ACTION ITEM: The lines to copy from the listing below are those that contain the string "Hawaiian".
· · · · ·
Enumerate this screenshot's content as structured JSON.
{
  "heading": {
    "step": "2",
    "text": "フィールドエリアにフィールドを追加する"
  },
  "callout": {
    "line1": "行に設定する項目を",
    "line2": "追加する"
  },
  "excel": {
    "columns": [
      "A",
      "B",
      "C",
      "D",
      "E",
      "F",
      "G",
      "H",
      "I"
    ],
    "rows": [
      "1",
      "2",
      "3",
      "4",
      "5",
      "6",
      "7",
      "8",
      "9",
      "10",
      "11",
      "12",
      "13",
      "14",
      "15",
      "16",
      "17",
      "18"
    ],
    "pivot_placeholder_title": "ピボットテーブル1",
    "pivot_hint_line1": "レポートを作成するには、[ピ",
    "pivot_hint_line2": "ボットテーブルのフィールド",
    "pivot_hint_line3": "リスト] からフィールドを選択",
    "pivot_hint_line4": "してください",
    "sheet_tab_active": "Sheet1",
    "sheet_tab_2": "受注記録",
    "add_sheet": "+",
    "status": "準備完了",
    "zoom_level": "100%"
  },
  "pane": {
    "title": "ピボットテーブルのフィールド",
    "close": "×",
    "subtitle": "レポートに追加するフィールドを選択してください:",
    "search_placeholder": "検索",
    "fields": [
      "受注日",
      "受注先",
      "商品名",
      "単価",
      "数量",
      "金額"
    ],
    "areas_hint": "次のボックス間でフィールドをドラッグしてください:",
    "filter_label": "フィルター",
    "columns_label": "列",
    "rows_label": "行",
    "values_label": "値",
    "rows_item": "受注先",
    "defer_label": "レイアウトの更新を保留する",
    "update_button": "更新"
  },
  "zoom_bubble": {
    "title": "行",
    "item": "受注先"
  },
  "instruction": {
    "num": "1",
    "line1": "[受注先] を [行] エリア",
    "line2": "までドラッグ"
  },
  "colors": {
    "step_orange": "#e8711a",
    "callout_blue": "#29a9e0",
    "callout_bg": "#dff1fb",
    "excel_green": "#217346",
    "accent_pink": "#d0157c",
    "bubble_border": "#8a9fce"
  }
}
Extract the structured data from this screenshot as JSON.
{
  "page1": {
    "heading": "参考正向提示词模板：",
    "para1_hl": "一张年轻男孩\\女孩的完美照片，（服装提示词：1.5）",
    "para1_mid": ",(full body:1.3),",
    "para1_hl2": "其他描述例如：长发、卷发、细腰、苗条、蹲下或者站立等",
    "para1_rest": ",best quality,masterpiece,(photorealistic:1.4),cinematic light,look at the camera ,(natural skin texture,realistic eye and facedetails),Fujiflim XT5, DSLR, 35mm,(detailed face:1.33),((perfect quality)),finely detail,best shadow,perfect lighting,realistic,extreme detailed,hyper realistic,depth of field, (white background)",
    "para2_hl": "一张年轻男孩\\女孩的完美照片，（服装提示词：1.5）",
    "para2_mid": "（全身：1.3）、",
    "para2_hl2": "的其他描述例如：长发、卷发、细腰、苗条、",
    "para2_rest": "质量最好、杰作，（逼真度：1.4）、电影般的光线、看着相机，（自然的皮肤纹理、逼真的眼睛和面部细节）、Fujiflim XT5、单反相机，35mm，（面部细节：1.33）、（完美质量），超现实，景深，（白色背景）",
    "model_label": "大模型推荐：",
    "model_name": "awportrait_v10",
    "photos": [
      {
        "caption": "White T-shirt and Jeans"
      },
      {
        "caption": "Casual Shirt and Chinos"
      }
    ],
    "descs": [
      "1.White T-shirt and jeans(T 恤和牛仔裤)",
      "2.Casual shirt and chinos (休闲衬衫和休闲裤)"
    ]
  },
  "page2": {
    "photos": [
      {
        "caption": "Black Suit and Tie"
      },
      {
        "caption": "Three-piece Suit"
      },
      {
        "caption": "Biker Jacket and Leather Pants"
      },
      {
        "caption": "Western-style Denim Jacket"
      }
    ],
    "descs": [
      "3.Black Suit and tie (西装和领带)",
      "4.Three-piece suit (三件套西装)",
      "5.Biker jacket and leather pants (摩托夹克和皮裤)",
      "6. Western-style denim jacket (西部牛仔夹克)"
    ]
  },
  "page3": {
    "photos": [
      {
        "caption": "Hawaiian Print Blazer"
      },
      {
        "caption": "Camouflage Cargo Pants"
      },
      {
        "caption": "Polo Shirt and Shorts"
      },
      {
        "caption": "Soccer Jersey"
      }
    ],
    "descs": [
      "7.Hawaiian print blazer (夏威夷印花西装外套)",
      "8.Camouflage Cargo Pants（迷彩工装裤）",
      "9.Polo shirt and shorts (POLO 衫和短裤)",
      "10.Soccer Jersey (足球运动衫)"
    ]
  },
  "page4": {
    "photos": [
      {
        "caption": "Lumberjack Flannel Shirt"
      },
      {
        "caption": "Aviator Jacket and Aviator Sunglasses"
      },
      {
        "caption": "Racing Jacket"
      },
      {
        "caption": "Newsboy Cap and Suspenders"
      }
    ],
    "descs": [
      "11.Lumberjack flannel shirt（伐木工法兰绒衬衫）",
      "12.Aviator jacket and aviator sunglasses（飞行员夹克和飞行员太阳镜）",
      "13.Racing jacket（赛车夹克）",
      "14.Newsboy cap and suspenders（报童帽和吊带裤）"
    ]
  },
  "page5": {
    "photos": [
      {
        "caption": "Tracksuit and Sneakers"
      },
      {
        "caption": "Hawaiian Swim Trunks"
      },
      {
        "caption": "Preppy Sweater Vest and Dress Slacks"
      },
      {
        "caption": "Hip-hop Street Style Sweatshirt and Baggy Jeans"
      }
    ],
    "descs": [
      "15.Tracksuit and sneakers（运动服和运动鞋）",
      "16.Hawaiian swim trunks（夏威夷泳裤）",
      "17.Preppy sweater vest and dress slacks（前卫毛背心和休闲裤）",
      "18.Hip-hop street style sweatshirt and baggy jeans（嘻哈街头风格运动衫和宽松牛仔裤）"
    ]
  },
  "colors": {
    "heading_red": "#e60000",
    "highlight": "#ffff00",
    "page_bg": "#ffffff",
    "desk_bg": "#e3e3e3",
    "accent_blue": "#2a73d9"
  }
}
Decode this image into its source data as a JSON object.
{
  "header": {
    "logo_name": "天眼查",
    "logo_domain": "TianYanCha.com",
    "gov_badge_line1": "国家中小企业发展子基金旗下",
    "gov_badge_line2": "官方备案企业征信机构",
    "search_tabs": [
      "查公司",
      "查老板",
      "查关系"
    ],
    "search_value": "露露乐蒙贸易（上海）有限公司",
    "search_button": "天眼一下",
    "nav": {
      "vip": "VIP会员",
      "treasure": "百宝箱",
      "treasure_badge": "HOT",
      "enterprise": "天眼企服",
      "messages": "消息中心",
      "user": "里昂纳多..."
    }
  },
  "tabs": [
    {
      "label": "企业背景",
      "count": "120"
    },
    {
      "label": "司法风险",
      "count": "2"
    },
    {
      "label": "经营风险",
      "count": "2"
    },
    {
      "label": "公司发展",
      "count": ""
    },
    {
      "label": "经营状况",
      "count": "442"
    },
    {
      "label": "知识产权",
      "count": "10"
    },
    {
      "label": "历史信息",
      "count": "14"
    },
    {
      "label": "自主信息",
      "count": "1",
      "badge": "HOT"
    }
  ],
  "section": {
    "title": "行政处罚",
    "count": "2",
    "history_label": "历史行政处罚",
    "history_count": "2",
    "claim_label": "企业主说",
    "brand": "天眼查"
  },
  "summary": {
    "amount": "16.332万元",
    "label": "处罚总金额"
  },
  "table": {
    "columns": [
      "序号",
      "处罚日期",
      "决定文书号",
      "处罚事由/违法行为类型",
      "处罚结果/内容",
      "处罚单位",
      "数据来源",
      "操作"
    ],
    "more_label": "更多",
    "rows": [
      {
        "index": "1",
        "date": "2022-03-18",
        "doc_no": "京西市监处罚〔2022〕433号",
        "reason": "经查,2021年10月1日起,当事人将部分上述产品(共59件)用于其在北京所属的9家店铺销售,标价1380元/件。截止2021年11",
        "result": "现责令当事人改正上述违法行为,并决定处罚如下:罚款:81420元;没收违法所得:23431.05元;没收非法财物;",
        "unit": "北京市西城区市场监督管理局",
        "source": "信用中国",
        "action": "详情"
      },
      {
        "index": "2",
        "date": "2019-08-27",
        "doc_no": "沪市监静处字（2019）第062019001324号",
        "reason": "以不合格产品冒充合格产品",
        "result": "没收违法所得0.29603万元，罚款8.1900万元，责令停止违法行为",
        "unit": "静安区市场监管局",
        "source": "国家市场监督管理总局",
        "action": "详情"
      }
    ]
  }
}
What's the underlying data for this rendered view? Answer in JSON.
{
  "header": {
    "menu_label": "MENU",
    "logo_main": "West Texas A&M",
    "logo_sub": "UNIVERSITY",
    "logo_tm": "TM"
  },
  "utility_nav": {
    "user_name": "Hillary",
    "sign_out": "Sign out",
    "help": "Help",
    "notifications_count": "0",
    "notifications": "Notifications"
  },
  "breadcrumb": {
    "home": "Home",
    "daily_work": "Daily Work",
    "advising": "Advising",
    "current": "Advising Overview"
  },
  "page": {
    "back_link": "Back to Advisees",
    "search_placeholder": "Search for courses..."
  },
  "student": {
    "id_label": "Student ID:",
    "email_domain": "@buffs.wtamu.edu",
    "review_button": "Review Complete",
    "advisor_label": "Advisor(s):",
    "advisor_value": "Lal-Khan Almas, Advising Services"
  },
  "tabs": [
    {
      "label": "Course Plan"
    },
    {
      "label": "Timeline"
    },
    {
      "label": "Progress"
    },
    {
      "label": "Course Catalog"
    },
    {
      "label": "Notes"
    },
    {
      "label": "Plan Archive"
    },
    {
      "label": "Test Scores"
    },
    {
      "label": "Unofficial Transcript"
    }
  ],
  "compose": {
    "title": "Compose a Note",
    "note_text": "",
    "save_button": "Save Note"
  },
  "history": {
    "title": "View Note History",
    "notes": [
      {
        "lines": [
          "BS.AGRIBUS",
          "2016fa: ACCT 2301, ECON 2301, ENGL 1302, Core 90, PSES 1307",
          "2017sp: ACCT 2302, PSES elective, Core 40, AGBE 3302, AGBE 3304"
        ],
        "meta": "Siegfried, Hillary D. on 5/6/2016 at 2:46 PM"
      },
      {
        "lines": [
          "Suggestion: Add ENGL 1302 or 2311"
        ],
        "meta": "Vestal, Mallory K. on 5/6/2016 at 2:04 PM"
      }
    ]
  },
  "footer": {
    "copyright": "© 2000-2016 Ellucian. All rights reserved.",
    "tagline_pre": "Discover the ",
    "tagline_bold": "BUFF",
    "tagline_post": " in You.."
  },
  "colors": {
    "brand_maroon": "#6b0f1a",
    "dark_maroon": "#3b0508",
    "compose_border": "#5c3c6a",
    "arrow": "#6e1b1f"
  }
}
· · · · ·
SOLUTION TO THIS TASK:
        "caption": "Hawaiian Print Blazer"
      "7.Hawaiian print blazer (夏威夷印花西装外套)",
        "caption": "Hawaiian Swim Trunks"
      "16.Hawaiian swim trunks（夏威夷泳裤）",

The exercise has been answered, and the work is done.